Case: The case can be either the most important part or the least important one depending on how you look at it. Cases are completely personal so choose whatever one you like. I chose the 50 dollar NZXT GAMMA because it was cheap but also included an eSATA port on the front panel. It has holes in the back in case you upgrade to a water cooled system It also has lots of space for fans so the airflow should be good. In general, cases over 100 dollars are showy and cases cheaper than 30 dollars are just lacking in features or quality.

This should bring our total base system cost to 734 USD. If you take advantages of rebates and sales, I bet you could get that down to 700 dollars. This will leave around 300 dollars for the rest of the system. If you already have your own keyboard, mouse, speakers, OS, and display you are done. Otherwise continue reading.

Keyboard: You can find these from 30 dollars and up. Ultimately they should all work, but for a sturdy peripheral, I recommend the Razer BlackWidow Mechanical Keyboard. It's good for gamers because it has a lot of possible macros you can set. It's good for everyone because of its mechanical Cherry MX Blue keyswitch, which makes it a joy to type on.

Mouse: I have no specific mouse to recommend, but mice start at 10 dollars and just go up from there. You don't need to get a mouse with insane DPI unless if you play first person shooters on ultra sensitivity or something. Anything Logitech or Razer makes should be fine for a mouse.

Speakers: The display I listed below has built in speakers that should be fine for every day use, but if you want a quality setup get the M-Audio Studiophile AV 40 pictured above for around 130 USD. Don't worry about the fact that it doesn't have a subwoofer since these speakers are quite beefy on their own.


Display: The ASUS VW242H 23.6-Inch Widescreen LCD Monitor (180 USD) seems to be ideal for the job. It has three of the most common ports which are VGA, DVI, and HDMI. It does 1080p so you could even plug in a Playstation 3 or something to this monitor. it is pretty much 24 inches, and has built in speakers as well. For less than 200 dollars, I think it's a great value.

OS: I recommend Ubuntu 10.10 over any other OS. It is very easy to use as long as you don't expect it to be a drop in replacement for Windows and its free price is also attractive. There are new things you may have to learn, but if my grandma can do it, so can you! However for gamers it may be easier to stick to Windows. If you go the Ubuntu route, I have found that a lot of Windows games do work in Ubuntu using free software called Wine, but you would have to look into that more closely to see if the game you want to play will work. If you must, get Windows 7 64bit Home Premium since it will be supported for another three years and it also supports 16GB of RAM, which this build could eventually use.

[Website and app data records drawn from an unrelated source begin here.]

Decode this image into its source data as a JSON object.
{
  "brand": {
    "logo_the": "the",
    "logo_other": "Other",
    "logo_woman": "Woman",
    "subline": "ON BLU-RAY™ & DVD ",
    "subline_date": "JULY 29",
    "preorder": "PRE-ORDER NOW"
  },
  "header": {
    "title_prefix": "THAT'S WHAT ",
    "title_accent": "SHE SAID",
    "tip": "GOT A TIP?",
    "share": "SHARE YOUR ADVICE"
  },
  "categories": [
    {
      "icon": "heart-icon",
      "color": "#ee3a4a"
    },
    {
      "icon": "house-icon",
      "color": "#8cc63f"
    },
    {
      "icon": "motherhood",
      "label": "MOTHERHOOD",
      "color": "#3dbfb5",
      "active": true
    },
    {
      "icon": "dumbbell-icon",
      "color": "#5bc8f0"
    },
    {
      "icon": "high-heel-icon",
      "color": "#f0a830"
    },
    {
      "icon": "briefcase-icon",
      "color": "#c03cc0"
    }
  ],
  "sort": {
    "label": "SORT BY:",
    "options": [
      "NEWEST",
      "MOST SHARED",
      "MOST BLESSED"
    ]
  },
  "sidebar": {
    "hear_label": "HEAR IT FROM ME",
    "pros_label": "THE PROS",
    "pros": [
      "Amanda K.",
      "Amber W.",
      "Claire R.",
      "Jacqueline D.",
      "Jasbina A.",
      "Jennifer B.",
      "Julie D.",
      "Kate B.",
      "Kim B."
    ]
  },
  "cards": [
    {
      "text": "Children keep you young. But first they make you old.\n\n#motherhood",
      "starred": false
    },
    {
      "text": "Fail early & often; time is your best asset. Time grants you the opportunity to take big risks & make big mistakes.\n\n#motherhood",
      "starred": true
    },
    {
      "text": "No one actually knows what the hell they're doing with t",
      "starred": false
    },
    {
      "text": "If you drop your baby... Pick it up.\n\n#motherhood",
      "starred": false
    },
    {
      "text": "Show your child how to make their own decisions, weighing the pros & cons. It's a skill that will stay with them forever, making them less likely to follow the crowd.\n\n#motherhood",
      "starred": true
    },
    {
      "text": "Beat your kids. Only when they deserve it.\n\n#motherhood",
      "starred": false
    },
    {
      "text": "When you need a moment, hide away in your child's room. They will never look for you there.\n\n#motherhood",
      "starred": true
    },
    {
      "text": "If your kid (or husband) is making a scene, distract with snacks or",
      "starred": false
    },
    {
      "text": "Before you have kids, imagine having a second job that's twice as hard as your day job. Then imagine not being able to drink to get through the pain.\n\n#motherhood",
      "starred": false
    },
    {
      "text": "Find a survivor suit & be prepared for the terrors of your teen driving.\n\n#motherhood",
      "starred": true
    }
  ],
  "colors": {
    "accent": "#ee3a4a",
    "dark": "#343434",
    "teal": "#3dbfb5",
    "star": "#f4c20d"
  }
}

That's it for now. If you stuck with Ubuntu, a cheap keyboard, mouse, and speakers this should bring the total to 959. Which is just below our magic 1000 dollars. If you went all out, expect to pay around 1234 USD. I'm guessing most people have at least a keyboard and mouse lying around, so even if you just got the monitor and the Windows license, you are looking at spending around 1054 USD. Taking advantage of rebates and sales and I bet this drops to 1000 dollars as well. Once the new Sandy Bridge motherboards come back to stores, I will be configuring an Intel CPU based PC and posting that build.

Tuesday, February 8, 2011

Banshee Pre-Alpha on Windows

Note: This version is in pre-alpha stages, things just don't work and I can't recommend it to anyone except developers and truly dedicated fans.

Banshee is possibly the best piece of media player software around. It is set to become the default media player in Ubuntu 11.04 and it even has a development version for Windows. It's like iTunes, but without the bloat and Apple proprietary garbage. When I heard that it was coming to Windows, I was excited. Not because I like Windows or anything, but because I believe that the best software should be cross platform.

It takes some work to build for Windows since it requires things like .NET 3.5 SP1, msysgit ,and the WiX toolset. The directions can be found here:

UPDATE: The new prebuilt .msi file based on version 1.9.4 is now available for download. Find it at

It even has an interesting version number: